"It will also tick the Israel box in terms of voters in the US, where there is a very broad consensus of support for Israel."
'Commitment' to Israel
The Illinois senator had angered many Palestinians when he called for Jerusalem to "remain the capital of Israel and ... remain undivided" during a speech to a pro-Israel lobby in June.
Palestinians claim East Jerusalem as the capital of a future Palestinian state and say the city's future should be decided as part of peace negotiations
Israel has occupied Palestinian East Jerusalem since the 1967 war.
Upon arriving at the airport outside Tel Aviv, Obama said Tuesday's bulldozer attack was "just one reminder of why we have to work diligently, urgently and in a unified way to defeat terrorism".
He also said he was "absolutely committed to work with the Israeli government to make sure these occurrences do not happen".
Obama also expressed his wish to reinforce the "historic special relationship between the United States and Israel".
The US Democratic presidential candidate, who held talks with King Abdullah of Jordan on Tuesday, flew in from Iraq where he had spent two days in talks with Iraqi politicians and US military figures.
Speaking at a press conference in Amman, Obama reiterated his belief that Afghanistan, where he began his tour over the weekend, should be the "central front" of the US's so-called war on terror.
He also emphasised that while he believed security in Iraq had improved, there was still the need for a "political solution" and said the goal was still "to have US troops no longer engaged in combat operations in Iraq".
"I welcome the growing consensus in the United States and Iraq for a timeline," he said.
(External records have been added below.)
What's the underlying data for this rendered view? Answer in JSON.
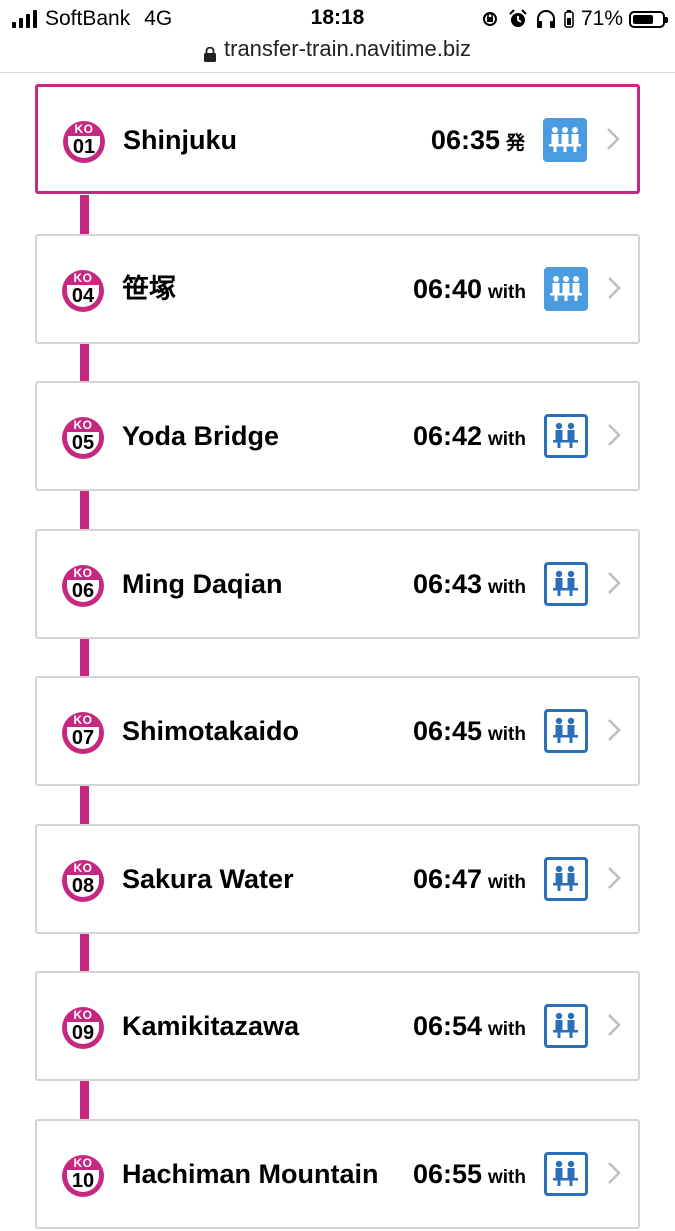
{
  "status_bar": {
    "carrier": "SoftBank",
    "network": "4G",
    "time": "18:18",
    "battery_percent": "71%",
    "battery_level": 0.71,
    "icons": [
      "orientation-lock-icon",
      "alarm-icon",
      "headphones-icon",
      "battery-icon"
    ]
  },
  "url_bar": {
    "url": "transfer-train.navitime.biz",
    "icon": "lock-icon"
  },
  "colors": {
    "line": "#c6287f",
    "car_border": "#2a6fb7",
    "car_crowded_fill": "#4a9be0",
    "card_border": "#d4d4d4"
  },
  "stations": [
    {
      "line_code": "KO",
      "number": "01",
      "name": "Shinjuku",
      "time": "06:35",
      "suffix": "発",
      "current": true,
      "crowding_icon": "crowded-car-icon"
    },
    {
      "line_code": "KO",
      "number": "04",
      "name": "笹塚",
      "time": "06:40",
      "suffix": "with",
      "current": false,
      "crowding_icon": "crowded-car-icon"
    },
    {
      "line_code": "KO",
      "number": "05",
      "name": "Yoda Bridge",
      "time": "06:42",
      "suffix": "with",
      "current": false,
      "crowding_icon": "seated-car-icon"
    },
    {
      "line_code": "KO",
      "number": "06",
      "name": "Ming Daqian",
      "time": "06:43",
      "suffix": "with",
      "current": false,
      "crowding_icon": "seated-car-icon"
    },
    {
      "line_code": "KO",
      "number": "07",
      "name": "Shimotakaido",
      "time": "06:45",
      "suffix": "with",
      "current": false,
      "crowding_icon": "seated-car-icon"
    },
    {
      "line_code": "KO",
      "number": "08",
      "name": "Sakura Water",
      "time": "06:47",
      "suffix": "with",
      "current": false,
      "crowding_icon": "seated-car-icon"
    },
    {
      "line_code": "KO",
      "number": "09",
      "name": "Kamikitazawa",
      "time": "06:54",
      "suffix": "with",
      "current": false,
      "crowding_icon": "seated-car-icon"
    },
    {
      "line_code": "KO",
      "number": "10",
      "name": "Hachiman Mountain",
      "time": "06:55",
      "suffix": "with",
      "current": false,
      "crowding_icon": "seated-car-icon"
    }
  ]
}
"My view is we can safely deploy in 16 months so that our combat brigades are out of Iraq in 2010."